This is my fourth piece about the Faith Mission Soup Kitchen and Pantry at 87 Pine Street in Freeport. When I was asked to visit in February of 2009, their needs were for food, clothing and a freezer for the pantry. At that time a walk-in freezer was donated. This visit was much more serious. The restaurant-style stove has been shut off by the Nassau County Fire Marshal’s Office because they said the 30-inch exhaust fan and suppression system over the stove that has been in use for more than 15 years and is in good condition is illegal and doesn’t conform with the current Nassau County commercial kitchen specifications even though there’s never a charge for food, soup and coffee to the more than 250 daily hungry men and women.

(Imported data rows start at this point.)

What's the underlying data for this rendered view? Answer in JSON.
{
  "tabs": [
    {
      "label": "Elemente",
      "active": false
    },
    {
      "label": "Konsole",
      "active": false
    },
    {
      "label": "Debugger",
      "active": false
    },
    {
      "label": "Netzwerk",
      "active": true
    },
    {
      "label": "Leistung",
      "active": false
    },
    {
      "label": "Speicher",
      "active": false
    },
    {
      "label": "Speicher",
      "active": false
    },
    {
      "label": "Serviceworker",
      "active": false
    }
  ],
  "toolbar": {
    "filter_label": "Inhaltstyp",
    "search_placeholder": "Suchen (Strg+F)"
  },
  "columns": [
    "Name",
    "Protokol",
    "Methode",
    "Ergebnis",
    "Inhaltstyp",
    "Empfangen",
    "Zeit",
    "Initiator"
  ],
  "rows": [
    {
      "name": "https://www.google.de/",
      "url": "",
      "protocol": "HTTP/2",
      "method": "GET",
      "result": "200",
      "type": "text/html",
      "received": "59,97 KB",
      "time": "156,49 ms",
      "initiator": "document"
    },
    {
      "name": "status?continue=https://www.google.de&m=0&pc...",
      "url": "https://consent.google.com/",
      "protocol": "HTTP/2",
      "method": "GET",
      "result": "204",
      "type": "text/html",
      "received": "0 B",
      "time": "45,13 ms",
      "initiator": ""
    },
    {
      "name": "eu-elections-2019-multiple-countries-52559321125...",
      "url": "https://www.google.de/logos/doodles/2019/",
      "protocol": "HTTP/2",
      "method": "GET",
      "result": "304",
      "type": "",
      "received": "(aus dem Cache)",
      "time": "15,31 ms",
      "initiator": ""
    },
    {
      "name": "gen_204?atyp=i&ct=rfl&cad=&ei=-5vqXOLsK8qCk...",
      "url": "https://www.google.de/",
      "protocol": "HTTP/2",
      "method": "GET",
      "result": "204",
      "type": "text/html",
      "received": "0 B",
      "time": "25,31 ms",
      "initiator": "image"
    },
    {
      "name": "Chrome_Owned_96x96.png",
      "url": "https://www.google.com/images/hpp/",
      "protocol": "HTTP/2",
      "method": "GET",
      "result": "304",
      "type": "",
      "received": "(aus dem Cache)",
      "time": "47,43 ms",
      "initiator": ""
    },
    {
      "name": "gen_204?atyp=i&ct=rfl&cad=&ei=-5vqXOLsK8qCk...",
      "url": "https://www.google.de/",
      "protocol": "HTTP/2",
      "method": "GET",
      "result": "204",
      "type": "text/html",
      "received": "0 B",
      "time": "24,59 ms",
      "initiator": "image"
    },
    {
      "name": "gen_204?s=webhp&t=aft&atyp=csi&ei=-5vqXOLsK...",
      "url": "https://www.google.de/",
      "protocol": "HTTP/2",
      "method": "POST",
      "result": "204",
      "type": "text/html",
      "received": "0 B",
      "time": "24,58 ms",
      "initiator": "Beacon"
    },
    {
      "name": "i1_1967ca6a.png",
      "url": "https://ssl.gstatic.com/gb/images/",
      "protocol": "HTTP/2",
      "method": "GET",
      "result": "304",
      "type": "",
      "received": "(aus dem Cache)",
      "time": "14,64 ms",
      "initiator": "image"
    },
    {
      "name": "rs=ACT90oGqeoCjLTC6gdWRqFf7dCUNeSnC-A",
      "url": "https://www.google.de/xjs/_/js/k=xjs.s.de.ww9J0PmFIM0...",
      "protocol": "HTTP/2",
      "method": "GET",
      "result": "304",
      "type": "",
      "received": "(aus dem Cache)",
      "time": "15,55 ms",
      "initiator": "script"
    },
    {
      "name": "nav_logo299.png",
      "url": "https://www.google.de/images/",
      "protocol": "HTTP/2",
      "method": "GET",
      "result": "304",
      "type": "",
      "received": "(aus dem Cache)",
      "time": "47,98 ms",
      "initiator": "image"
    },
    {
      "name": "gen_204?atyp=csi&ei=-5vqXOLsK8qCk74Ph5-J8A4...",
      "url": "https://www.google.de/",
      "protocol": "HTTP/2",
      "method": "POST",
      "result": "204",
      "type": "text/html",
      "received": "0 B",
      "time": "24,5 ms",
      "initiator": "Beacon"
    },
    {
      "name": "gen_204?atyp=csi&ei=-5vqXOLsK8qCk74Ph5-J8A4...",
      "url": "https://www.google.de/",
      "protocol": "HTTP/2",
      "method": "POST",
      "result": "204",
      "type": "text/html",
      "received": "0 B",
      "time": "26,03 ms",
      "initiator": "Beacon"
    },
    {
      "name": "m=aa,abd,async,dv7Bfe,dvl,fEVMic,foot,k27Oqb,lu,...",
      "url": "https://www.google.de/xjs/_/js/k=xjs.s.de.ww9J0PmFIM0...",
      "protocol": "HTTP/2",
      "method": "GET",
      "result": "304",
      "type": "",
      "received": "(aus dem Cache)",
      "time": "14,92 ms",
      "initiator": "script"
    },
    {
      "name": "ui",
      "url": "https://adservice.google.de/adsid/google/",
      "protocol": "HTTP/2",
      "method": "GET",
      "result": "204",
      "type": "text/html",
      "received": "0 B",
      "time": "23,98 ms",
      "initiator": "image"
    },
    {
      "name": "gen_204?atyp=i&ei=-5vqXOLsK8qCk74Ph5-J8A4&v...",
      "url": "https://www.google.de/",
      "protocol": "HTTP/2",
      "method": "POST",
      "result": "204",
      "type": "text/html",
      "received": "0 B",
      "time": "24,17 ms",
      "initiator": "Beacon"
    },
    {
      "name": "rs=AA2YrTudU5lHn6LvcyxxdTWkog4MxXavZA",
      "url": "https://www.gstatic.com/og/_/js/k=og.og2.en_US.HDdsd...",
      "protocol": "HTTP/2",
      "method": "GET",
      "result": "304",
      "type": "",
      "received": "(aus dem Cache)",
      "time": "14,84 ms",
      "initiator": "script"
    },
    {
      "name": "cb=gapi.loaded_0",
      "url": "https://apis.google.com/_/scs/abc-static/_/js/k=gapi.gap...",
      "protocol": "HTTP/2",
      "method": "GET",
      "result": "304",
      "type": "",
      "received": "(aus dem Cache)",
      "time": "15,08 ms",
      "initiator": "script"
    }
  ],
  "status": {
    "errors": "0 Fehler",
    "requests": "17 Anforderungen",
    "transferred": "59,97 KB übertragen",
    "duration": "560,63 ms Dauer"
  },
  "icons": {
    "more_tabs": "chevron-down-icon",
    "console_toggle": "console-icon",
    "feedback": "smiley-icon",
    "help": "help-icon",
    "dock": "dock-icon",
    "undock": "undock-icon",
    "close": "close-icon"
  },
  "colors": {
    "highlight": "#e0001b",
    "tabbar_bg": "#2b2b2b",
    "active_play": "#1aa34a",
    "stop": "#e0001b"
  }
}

According to Mary Joesten from Oceanside who has been the director for more than 13 years, they have never had a problem from neighbors complaining about any cooking odors or noise from the wall exhaust fan.

Ms. Joesten told me that the most serious problem is that to install an exhaust and suppression system that would meet the current restaurant code would cost upwards of $60,000. I asked what brings the cost up so high? She explained that all of the ductwork has to be inside the building and go through three floors and out the roof. She added that means cutting through plastered ceilings, three floors of beams, and the roof to install a massive roof hood. She said that there would be patching, painting, plumbing, electric work plus the inconvenience in the kitchen while preparing a cold breakfast and lunches for the regulars. “I’m not even talking about the construction dust and debris that would promote a problem with the Nassau County Health Department,” she added.

Faith Mission is located in the lower level of Holy Redeemer Roman Catholic Church and receives no city, state or federal government support and has no administrative expenses. All of the volunteers and the director are unpaid and no one receives reimbursements for personal expenses like gas for their cars.

Jennifer Lyon, a volunteer team leader from Massapequa, said that not only will the kitchen be disrupted if they have to close Faith Mission, “We have men and women that come for food from our pantry for their families and many take showers and receive clean underwear,” she said. Ms. Joesten added that not only does Faith Mission service the regulars, many of which are returning veterans, they are also trying to find them housing. She said she has the pleasure of working with Willie Burks, Bob Kohler and George Towe, highly decorated Vietnam veterans, to organize The New York Veterans Advocacy Group, Inc. She told me that the number of returning Iraqi and Afghanistan veterans over the next three years will be 160,000 and the Department of Defense calculated some 40 percent of these veterans will have PTSD and/or traumatic brain injury. The report also predicted that of those serving some 300,000 would return to civilian life suffering from post traumatic stress disorder and some 320,000 would have some form of traumatic brain injury. Ms. Joesten added that in order to help these veterans, they need increased service capacity from both government and the private sector. “I was able to talk briefly with Peter Schmitt, Nassau County legislator and he said that there is an ongoing project close to the Nassau Community College,” she said. “He said that we’re converting former military quarters to housing for our returning veterans.” Ms. Joesten said that on June 24 they held a very well-attended fundraiser at the Memorare Caterers in Seaford. She said that they were able to have Staff Sgt. David Karnes, a veteran of three combat tours that included Iraq, Desert Storm, and Operation Sharp Edge and whose life was portrayed in the 2006 movie World Trade Center; his topic was “The Value of a Life.” She added that their mission is to establish comprehensive, transitional housing offering physical healthcare, a medically managed evaluation program, psychiatric help when needed and safe housing under one roof. Jennifer Lyon explains that one of the reasons there are so many homeless veterans is that they are dispersed to many different facilities for treatment and they end up falling through the cracks. There are only two VA hospitals in Nassau, Suffolk, Brooklyn (Kings) and Queens counties and 294,879 military veterans – 28 percent of the New York veteran’s population – so the need is there.